Your downswing happens in the blink of an eye, and the moments around impact in milliseconds. It’s hard work making big changes to that area of your golf swing, when it happens so quickly and at such a high speed.
But one thing where Golfers can make big changes, with the relatively small amount of time they do have, is on their backswing. Get your backswing in better shape, and you’ll increase your odds of getting your downswing into a better spot. You’ll hit the ball longer and better because of it, too.
So with the season coming up, we called up Golf Digest Top 50 Teacher Tony Ruggiero, a member of the coaching staff at the prestigious Old Palm Golf Club in Palm Beach Gardens, Florida, to learn about a few of the Mistakes he sees Golfers make far too often when it comes to their backswing turn. And, crucially, how to avoid them.
The exact amount varies from golfer to golfer, but as you turn on the backswing, a majority of your body weight will move over to your trail foot. Transferring your weight throughout your swing helps generate power, but often, Golfers will overdo it.
“Golfers know they want to get behind the ball so they end up leaning and slide weight over there,” Ruggiero says.
Golfers who slide—which happens when your hips move laterally rather than turning—instead of turning will often never make it all the way back to the ball in time for impact, he goes onto say.
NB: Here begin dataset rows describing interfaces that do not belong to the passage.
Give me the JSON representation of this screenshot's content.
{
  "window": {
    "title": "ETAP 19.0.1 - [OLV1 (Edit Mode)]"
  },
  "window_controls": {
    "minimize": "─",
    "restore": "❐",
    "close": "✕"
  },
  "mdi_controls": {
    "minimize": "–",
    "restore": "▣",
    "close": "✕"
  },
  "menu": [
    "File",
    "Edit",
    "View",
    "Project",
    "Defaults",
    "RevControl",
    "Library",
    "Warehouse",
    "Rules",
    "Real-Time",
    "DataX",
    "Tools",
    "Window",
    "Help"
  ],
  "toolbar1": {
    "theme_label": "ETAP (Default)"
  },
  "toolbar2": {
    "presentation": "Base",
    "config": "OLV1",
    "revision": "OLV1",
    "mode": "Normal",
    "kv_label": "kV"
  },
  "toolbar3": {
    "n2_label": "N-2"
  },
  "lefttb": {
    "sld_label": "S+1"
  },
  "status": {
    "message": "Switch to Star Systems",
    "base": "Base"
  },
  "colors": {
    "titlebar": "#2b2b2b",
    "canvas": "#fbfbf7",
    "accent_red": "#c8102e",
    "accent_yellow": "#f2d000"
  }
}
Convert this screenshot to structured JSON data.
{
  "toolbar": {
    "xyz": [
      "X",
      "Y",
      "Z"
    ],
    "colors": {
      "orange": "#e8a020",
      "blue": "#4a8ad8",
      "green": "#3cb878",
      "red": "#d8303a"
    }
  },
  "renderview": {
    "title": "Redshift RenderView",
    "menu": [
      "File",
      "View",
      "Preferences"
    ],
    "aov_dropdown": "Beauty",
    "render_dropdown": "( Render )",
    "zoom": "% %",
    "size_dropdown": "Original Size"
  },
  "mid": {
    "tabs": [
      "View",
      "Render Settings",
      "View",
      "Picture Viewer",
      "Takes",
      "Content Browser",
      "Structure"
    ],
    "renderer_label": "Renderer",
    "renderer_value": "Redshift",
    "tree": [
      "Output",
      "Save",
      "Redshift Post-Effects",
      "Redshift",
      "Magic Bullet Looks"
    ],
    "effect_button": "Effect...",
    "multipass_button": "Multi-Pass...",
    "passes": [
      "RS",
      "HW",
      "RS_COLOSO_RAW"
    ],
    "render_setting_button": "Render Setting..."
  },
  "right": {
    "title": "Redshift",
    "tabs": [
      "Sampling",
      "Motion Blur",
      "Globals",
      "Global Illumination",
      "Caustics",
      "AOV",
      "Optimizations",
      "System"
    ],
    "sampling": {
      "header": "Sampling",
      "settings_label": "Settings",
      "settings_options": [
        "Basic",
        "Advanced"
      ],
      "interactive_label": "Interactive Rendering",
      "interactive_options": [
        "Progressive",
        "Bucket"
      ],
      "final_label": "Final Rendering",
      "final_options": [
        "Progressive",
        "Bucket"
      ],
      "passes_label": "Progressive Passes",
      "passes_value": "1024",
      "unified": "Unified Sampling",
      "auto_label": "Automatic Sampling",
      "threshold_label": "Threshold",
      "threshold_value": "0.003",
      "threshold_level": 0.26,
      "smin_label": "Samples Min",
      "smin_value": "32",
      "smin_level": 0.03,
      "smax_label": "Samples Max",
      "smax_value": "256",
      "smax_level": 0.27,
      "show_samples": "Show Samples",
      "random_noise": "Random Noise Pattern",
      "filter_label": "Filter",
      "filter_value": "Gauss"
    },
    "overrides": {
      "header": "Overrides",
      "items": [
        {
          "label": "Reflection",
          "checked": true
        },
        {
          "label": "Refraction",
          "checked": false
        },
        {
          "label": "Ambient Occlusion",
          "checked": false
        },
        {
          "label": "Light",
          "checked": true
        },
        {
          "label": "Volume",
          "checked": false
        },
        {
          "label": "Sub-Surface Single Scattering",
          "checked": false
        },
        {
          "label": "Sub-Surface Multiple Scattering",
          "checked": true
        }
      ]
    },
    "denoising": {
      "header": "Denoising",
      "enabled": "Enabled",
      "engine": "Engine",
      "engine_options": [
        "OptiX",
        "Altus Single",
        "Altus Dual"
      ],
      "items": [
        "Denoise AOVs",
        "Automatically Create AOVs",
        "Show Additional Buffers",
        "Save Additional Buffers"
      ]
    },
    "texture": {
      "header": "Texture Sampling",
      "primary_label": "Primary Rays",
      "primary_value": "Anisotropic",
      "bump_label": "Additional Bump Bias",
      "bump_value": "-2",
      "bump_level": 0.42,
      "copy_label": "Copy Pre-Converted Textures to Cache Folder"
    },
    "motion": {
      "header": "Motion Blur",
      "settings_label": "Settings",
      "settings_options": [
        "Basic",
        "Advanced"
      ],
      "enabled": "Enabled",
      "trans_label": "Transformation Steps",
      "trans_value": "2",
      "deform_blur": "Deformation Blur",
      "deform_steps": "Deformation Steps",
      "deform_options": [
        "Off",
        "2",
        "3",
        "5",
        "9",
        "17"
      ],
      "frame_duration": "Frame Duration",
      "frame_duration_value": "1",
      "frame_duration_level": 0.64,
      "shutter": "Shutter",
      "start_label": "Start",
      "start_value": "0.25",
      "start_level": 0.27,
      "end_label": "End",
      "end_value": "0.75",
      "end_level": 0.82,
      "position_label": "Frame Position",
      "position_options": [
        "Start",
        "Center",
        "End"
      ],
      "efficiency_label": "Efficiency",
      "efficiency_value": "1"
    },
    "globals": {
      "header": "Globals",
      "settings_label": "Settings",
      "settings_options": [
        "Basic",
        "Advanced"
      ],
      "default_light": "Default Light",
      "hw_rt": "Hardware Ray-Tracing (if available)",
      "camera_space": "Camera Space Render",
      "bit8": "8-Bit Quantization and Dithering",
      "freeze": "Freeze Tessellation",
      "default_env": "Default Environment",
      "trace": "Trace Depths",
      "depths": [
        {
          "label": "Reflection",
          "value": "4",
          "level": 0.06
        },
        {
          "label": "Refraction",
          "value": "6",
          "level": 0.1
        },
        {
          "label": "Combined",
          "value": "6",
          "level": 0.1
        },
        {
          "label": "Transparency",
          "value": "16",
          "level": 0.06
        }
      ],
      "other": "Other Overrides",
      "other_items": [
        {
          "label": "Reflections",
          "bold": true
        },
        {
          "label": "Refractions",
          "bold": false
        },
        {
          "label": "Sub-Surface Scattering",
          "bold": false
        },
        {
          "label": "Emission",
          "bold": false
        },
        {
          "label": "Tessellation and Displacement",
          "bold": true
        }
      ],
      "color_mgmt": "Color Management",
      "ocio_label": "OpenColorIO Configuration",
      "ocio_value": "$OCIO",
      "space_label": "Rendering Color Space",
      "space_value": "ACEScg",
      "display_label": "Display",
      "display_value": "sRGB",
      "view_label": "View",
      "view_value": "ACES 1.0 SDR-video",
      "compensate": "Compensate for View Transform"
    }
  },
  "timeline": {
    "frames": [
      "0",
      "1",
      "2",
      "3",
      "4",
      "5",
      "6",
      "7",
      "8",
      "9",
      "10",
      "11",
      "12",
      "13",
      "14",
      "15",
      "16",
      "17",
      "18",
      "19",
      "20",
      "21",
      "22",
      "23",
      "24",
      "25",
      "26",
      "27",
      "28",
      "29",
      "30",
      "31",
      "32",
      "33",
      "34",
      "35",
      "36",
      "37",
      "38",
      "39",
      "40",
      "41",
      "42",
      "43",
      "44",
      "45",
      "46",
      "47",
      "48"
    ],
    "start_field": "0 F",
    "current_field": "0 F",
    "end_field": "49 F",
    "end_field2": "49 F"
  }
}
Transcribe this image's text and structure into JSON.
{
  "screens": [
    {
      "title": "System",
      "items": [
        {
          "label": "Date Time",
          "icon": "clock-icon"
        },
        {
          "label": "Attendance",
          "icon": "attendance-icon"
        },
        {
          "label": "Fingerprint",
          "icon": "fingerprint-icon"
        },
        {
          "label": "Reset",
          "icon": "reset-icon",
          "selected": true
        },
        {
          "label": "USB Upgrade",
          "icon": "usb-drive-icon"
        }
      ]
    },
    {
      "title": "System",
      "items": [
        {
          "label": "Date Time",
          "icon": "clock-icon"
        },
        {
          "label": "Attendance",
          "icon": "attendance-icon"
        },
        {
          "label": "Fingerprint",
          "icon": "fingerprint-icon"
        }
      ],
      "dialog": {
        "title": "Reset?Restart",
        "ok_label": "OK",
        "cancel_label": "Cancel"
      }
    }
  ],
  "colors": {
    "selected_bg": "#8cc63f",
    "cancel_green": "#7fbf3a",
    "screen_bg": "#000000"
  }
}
They’ll hit big chunks because of it.
The Fix: In Tony’s second video below, you can see him place an object, like a chair or golf bag, just outside of his student’s trail foot. Your goal is to avoid hitting it
Because nothing in golf is that easy, there’s the opposite problem to sliding on the backswing.
“Golfers know they want to turn, but they Twist and lift instead of turning,” Ruggiero says.
This is an important distinction. Twisting and lifting is exactly as it sounds. Rather than turning your arms into a powerful position, you fake it, and practically place them into a position. You won’t get much power that way.
The Fix: Tony says he often uses exercise bands with his students. Giving them an unstable surface and some resistance which forces them to make an Athletic turn.
“Lots of Golfers think they’re too old or too out of shape to learn to turn, but it’s not true,” he says. “You can build stability and flexibility with simple exercises that really help you get better fast.”
Once golfers’ backswing is complete, many golfers will make the mistake of simply turning too soon. This causes the classic over-the-top move, and when paired with an open clubface, can lead to a big slice.
“Right-handed golfers often try to clear or rotate through the ball by turning their left or lead side,” Ruggiero says. “It’s the driving off your right side that turns you through.”
The Fix: As Tony says, turning through is the ultimate goal, but the key is to make sure to transfer your weight back to your your lead side. Teachers call this “re-centering,” and when you look at pros’ golf swings, it actually starts to happen late on the backswing, and continues as the downswing starts.